The passing of two television icons in the past two weeks got me thinking about my early working career in broadcasting. Dick Clark and Mike Wallace were not only significant fixtures in their respective worlds of rock and roll music and television news, they were also important figures in my early years of development as a broadcaster.
Dick Clark’s career brought back quite a few memories to me. In the many tributes to the American Bandstand host, we read such things as “America’s oldest teenager” attached to the legacy of the man who looked so young for so many years.
The phrase “king of the deejays” resonates with me, for I was one of those folks who played records on the radio for a few years while in college. And like many of the people I knew during that era, Dick Clark personified what I wanted to be.
Let me take you back to 1976 and AM radio station WBRV in Boonville, New York.
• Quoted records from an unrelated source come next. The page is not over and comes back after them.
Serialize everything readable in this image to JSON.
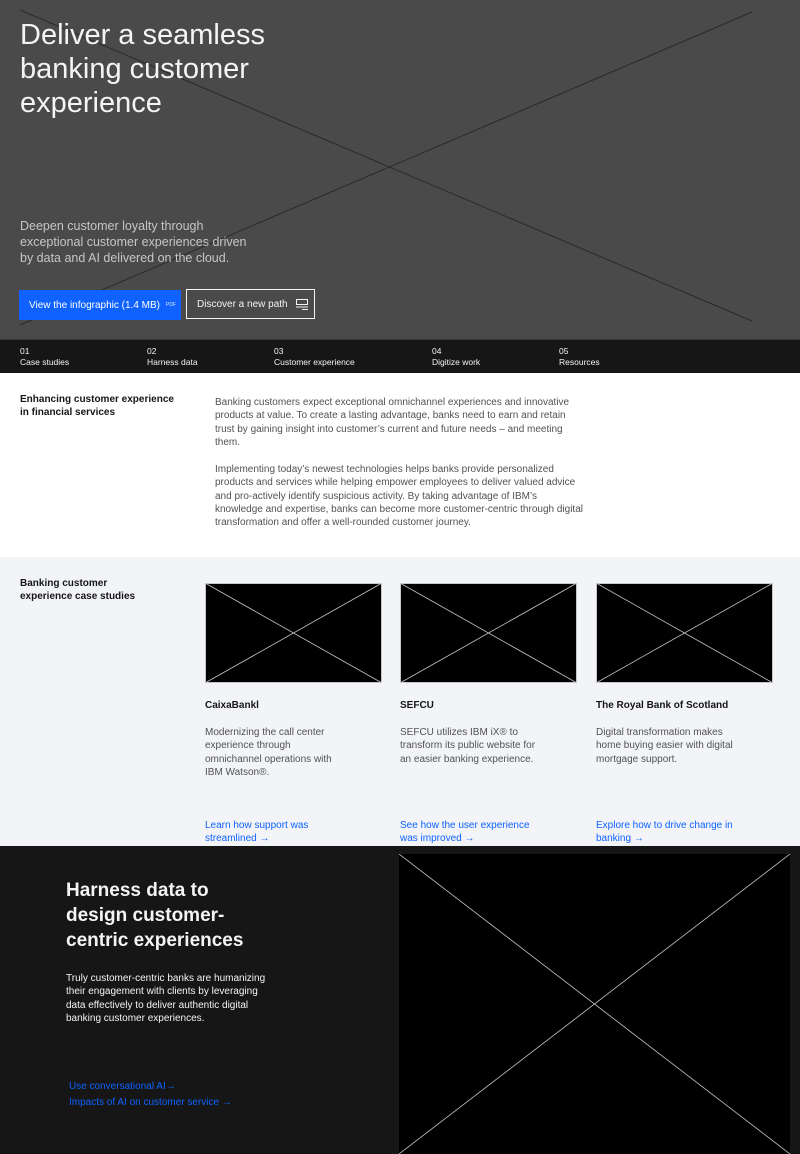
{
  "hero": {
    "title": "Deliver a seamless banking customer experience",
    "subtitle": "Deepen customer loyalty through exceptional customer experiences driven by data and AI delivered on the cloud.",
    "primary_button": "View the infographic (1.4 MB)",
    "primary_button_tag": "PDF",
    "secondary_button": "Discover a new path",
    "colors": {
      "background": "#4a4a4a",
      "primary": "#0f62fe"
    }
  },
  "tabs": [
    {
      "num": "01",
      "label": "Case studies"
    },
    {
      "num": "02",
      "label": "Harness data"
    },
    {
      "num": "03",
      "label": "Customer experience"
    },
    {
      "num": "04",
      "label": "Digitize work"
    },
    {
      "num": "05",
      "label": "Resources"
    }
  ],
  "intro": {
    "heading": "Enhancing customer experience in financial services",
    "paragraph1": "Banking customers expect exceptional omnichannel experiences and innovative products at value. To create a lasting advantage, banks need to earn and retain trust by gaining insight into customer’s current and future needs – and meeting them.",
    "paragraph2": "Implementing today’s newest technologies helps banks provide personalized products and services while helping empower employees to deliver valued advice and pro-actively identify suspicious activity. By taking advantage of IBM’s knowledge and expertise, banks can become more customer-centric through digital transformation and offer a well-rounded customer journey."
  },
  "cases": {
    "heading": "Banking customer experience case studies",
    "cards": [
      {
        "title": "CaixaBankl",
        "desc": "Modernizing the call center experience through omnichannel operations with IBM Watson®.",
        "link": "Learn how support was streamlined"
      },
      {
        "title": "SEFCU",
        "desc": "SEFCU utilizes IBM iX® to transform its public website for an easier banking experience.",
        "link": "See how the user experience was improved"
      },
      {
        "title": "The Royal Bank of Scotland",
        "desc": "Digital transformation makes home buying easier with digital mortgage support.",
        "link": "Explore how to drive change in banking"
      }
    ]
  },
  "harness": {
    "title": "Harness data to design customer-centric experiences",
    "body": "Truly customer-centric banks are humanizing their engagement with clients by leveraging data effectively to deliver authentic digital banking customer experiences.",
    "links": [
      "Use conversational AI",
      "Impacts of AI on customer service"
    ]
  }
}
The station manager had just hired me to fill a Sunday afternoon on-air shift. My only experience was from my college radio station.
That first afternoon was a little shaky, but the adrenaline that kept me going solidified my desire that my future would be in broadcasting.
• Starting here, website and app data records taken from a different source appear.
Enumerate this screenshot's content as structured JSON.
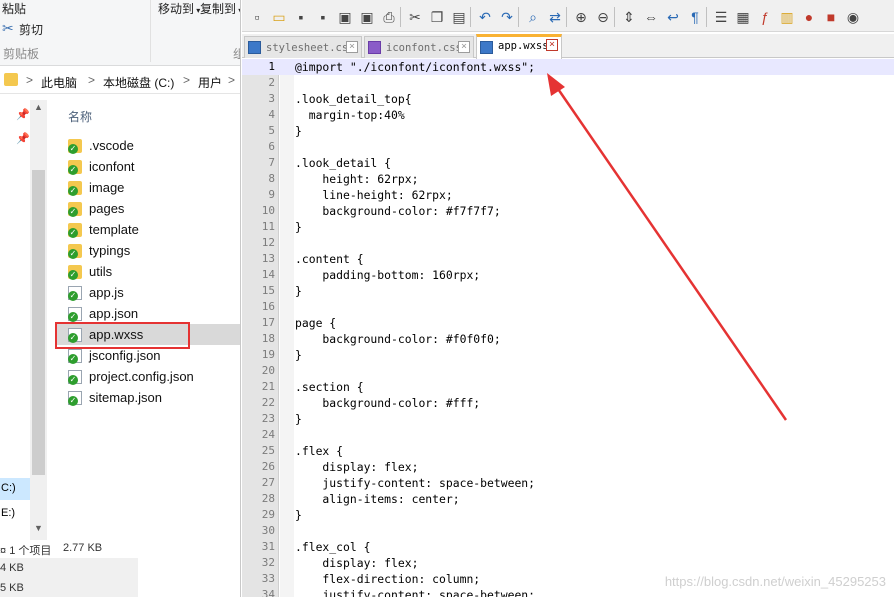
{
  "explorer": {
    "ribbon": {
      "paste_label": "粘贴",
      "cut_label": "剪切",
      "clipboard_group": "剪贴板",
      "move_to_label": "移动到",
      "copy_to_label": "复制到",
      "organize_partial": "组"
    },
    "address": {
      "parts": [
        "此电脑",
        "本地磁盘 (C:)",
        "用户"
      ],
      "separator": ">"
    },
    "column_header": "名称",
    "files": [
      {
        "name": ".vscode",
        "kind": "folder"
      },
      {
        "name": "iconfont",
        "kind": "folder"
      },
      {
        "name": "image",
        "kind": "folder"
      },
      {
        "name": "pages",
        "kind": "folder"
      },
      {
        "name": "template",
        "kind": "folder"
      },
      {
        "name": "typings",
        "kind": "folder"
      },
      {
        "name": "utils",
        "kind": "folder"
      },
      {
        "name": "app.js",
        "kind": "file"
      },
      {
        "name": "app.json",
        "kind": "file"
      },
      {
        "name": "app.wxss",
        "kind": "file",
        "selected": true
      },
      {
        "name": "jsconfig.json",
        "kind": "file"
      },
      {
        "name": "project.config.json",
        "kind": "file"
      },
      {
        "name": "sitemap.json",
        "kind": "file"
      }
    ],
    "drives": {
      "c": "C:)",
      "e": "E:)"
    },
    "status": {
      "item_count": "1 个项目",
      "size": "2.77 KB",
      "size_b": "4 KB",
      "size_c": "5 KB"
    }
  },
  "editor": {
    "tabs": [
      {
        "label": "stylesheet.css",
        "active": false,
        "icon": "blue"
      },
      {
        "label": "iconfont.css",
        "active": false,
        "icon": "purple"
      },
      {
        "label": "app.wxss",
        "active": true,
        "icon": "blue"
      }
    ],
    "toolbar_icons": [
      "new-file-icon",
      "open-file-icon",
      "save-icon",
      "save-all-icon",
      "close-icon",
      "close-all-icon",
      "print-icon",
      "cut-icon",
      "copy-icon",
      "paste-icon",
      "undo-icon",
      "redo-icon",
      "find-icon",
      "replace-icon",
      "zoom-in-icon",
      "zoom-out-icon",
      "sync-v-icon",
      "sync-h-icon",
      "word-wrap-icon",
      "show-all-chars-icon",
      "indent-guide-icon",
      "folder-workspace-icon",
      "function-list-icon",
      "doc-map-icon",
      "record-macro-icon",
      "stop-macro-icon",
      "playback-macro-icon"
    ],
    "current_line": 1,
    "code_lines": [
      "@import \"./iconfont/iconfont.wxss\";",
      "",
      ".look_detail_top{",
      "  margin-top:40%",
      "}",
      "",
      ".look_detail {",
      "    height: 62rpx;",
      "    line-height: 62rpx;",
      "    background-color: #f7f7f7;",
      "}",
      "",
      ".content {",
      "    padding-bottom: 160rpx;",
      "}",
      "",
      "page {",
      "    background-color: #f0f0f0;",
      "}",
      "",
      ".section {",
      "    background-color: #fff;",
      "}",
      "",
      ".flex {",
      "    display: flex;",
      "    justify-content: space-between;",
      "    align-items: center;",
      "}",
      "",
      ".flex_col {",
      "    display: flex;",
      "    flex-direction: column;",
      "    justify-content: space-between;"
    ]
  },
  "watermark": "https://blog.csdn.net/weixin_45295253",
  "colors": {
    "annotation_red": "#e53333",
    "current_line": "#e8e8ff",
    "selection_grey": "#d9d9d9"
  }
}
For three years, I worked at the station on weekends and summers while getting my college degree. I took every shift that was offered to me.
I would be asked for take on a shift most holidays. Vacation shifts needed to be covered and I jumped at the chance to fill in where needed. I did every conceivable type of radio broadcast from music and news, to grocery store grand openings and county fair live remote shows.
I survived an ownership change, usually a time when new managers decide to clean house. I survived because I worked cheap. I never earned more than minimum wage while on the air.
I even tried selling radio time one summer when the new owner assigned me a list of accounts that had not been on the radio for some time.
His regular sales staff had all but given up on these businesses. I would be the station’s last attempt to get them back on the air. I won a few of those businesses back as advertisers.
During that time as a radio announcer, it was the work of another television personality that captured my imagination. While never a big fan of CBS 60 Minutes reporter Mike Wallace’s style of barging in journalist, I was keenly aware of the power of television news and embarked on a journey that would lead me to a local newsroom upon graduation.
I interviewed for a television job while studying for my finals. I returned to the radio station for about a week after graduation when the television job was offered. TV news would provide my career path for another fifteen years.
But it was that radio station in a small town that set the whole thing off over three decades ago. I often think of the times I had working in what I call community radio.
The announcers were part of the community. The programs had a true local feel as everything from church services to graduation ceremonies were broadcast to an audience who really tuned in to learn what was going on in their towns.
Deejays were not only disc jockeys, but also reporters of lost pets and readers of obituary announcements. They operated equipment as complicated as an audio mixer console, and as simple as a gas powered lawn mower.
A lot has changed over the years as the broadcasting business evolved, expanded, and divided audiences. It was a business I thought I would never leave, and now after thirty-plus years, I’ve had three separate careers.
There were lots of things I liked about radio and television such as the recognition, the almost instant feedback from audiences, and the chance to help people especially in times of an emergency when a radio or television might be the only link someone might have with the rest of the world.
No job is perfect. In broadcasting, the hours were often horrible and the pay at the smaller stations made it easy to want to look elsewhere for something else.
But I take satisfaction of knowing that I enjoyed community radio during those few short years. And maybe, I helped a few people along the way.
Steve Newvine lives in Merced.